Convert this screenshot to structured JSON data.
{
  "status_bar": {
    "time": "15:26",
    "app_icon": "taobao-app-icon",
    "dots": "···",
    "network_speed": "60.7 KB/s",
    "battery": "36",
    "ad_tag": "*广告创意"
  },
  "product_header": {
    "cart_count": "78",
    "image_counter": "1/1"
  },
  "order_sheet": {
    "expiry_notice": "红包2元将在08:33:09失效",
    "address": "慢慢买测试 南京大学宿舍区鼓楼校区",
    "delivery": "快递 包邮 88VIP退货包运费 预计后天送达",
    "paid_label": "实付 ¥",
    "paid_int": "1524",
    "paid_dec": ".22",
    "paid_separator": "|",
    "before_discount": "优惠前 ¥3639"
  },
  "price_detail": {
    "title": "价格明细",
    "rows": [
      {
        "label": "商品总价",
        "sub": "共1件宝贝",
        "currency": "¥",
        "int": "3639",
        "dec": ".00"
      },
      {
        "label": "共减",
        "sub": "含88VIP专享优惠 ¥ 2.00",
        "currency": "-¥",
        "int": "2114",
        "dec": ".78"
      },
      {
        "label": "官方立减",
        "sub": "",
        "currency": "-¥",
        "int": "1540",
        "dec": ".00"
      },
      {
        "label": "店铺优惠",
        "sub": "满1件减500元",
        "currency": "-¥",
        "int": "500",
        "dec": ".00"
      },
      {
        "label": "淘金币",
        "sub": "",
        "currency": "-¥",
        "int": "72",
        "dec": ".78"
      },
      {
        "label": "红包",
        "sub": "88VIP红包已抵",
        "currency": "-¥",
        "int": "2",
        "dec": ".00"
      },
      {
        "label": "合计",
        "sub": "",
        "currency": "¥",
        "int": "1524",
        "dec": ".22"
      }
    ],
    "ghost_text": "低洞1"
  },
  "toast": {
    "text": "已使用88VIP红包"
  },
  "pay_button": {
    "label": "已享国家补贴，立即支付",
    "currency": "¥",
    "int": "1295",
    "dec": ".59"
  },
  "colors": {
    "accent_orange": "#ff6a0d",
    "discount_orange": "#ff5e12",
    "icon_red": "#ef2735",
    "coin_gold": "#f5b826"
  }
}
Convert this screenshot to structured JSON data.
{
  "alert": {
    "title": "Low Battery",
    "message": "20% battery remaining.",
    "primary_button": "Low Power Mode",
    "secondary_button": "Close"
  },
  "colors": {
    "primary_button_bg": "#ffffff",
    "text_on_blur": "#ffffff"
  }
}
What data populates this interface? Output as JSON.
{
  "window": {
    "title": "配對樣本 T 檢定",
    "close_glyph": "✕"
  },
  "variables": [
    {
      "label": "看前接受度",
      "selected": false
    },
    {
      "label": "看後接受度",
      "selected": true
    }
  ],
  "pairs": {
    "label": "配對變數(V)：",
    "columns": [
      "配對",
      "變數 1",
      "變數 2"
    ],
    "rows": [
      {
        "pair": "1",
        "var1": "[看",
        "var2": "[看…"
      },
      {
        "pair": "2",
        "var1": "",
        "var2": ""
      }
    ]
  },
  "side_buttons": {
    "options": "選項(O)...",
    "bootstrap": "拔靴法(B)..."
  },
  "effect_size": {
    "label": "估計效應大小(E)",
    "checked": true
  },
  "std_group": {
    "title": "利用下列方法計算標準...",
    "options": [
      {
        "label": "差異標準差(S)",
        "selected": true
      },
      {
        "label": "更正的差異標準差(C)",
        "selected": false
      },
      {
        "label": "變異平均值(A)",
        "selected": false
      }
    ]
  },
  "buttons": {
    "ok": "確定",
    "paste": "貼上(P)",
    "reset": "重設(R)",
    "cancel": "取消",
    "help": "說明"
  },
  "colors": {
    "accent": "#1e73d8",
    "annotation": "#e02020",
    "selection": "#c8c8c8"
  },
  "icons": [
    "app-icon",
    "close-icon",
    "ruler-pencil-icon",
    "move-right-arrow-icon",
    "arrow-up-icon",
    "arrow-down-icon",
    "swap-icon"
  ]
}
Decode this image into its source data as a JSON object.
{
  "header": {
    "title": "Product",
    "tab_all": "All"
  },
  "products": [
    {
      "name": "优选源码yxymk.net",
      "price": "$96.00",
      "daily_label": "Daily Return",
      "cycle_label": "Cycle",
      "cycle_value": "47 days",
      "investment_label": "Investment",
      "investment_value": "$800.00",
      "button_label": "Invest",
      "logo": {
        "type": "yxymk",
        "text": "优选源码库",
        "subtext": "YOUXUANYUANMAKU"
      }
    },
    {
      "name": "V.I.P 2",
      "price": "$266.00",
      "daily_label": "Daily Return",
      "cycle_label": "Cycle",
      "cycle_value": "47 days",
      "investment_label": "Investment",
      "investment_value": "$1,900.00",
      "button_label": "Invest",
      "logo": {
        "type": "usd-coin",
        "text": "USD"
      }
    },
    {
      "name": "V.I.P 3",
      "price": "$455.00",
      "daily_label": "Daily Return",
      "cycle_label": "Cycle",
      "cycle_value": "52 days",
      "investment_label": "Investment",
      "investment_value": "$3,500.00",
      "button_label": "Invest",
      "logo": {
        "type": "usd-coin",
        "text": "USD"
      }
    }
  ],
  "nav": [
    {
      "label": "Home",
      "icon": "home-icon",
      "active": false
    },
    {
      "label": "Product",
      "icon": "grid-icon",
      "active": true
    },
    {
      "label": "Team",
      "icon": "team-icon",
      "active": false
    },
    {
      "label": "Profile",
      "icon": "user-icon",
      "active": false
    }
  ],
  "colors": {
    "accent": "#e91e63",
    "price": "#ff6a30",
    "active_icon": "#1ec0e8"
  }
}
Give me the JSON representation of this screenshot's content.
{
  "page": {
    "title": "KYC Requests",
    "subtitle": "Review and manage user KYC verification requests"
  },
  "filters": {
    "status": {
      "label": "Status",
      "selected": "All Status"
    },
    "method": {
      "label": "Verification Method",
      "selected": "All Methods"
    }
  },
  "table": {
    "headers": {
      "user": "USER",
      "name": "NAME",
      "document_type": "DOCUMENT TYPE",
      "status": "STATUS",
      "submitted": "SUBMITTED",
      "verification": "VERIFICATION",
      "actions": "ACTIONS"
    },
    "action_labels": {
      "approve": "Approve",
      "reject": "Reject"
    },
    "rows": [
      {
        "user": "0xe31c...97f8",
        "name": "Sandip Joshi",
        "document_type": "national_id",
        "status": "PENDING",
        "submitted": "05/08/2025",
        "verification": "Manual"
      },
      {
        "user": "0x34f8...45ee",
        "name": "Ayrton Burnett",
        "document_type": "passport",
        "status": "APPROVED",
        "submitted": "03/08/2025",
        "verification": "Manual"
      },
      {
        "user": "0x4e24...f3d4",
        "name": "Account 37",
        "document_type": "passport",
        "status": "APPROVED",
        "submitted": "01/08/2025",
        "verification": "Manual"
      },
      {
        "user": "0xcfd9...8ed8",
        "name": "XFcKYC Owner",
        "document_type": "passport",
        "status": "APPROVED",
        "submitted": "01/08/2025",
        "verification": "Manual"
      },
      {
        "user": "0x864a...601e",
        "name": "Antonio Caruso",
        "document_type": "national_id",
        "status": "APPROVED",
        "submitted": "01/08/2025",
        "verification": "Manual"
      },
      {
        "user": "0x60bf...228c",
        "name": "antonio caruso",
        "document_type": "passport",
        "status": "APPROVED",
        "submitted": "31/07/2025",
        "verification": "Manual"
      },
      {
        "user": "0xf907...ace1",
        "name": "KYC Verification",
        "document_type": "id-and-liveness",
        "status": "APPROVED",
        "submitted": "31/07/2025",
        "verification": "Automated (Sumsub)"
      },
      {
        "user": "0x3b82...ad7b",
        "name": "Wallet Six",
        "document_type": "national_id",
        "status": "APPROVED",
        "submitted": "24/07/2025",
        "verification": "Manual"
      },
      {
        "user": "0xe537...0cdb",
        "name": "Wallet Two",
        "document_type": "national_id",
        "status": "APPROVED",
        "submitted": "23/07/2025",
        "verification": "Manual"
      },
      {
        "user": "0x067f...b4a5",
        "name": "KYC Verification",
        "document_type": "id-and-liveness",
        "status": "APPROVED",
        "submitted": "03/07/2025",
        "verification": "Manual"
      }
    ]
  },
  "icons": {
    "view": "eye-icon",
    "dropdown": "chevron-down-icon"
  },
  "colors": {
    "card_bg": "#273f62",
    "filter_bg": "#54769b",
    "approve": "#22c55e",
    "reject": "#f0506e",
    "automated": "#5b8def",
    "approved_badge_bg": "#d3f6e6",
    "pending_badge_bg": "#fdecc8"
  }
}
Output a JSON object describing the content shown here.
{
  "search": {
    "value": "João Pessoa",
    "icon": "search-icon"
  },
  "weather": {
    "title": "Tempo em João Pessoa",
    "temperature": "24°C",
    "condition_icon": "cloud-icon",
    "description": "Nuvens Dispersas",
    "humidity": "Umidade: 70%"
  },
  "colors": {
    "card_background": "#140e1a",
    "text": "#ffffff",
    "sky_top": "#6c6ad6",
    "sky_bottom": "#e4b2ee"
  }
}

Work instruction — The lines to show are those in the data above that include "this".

Written reply —
Convert this screenshot to structured JSON data.
Convert this screenshot to structured JSON data.
What data populates this interface? Output as JSON.
Decode this image into its source data as a JSON object.
Give me the JSON representation of this screenshot's content.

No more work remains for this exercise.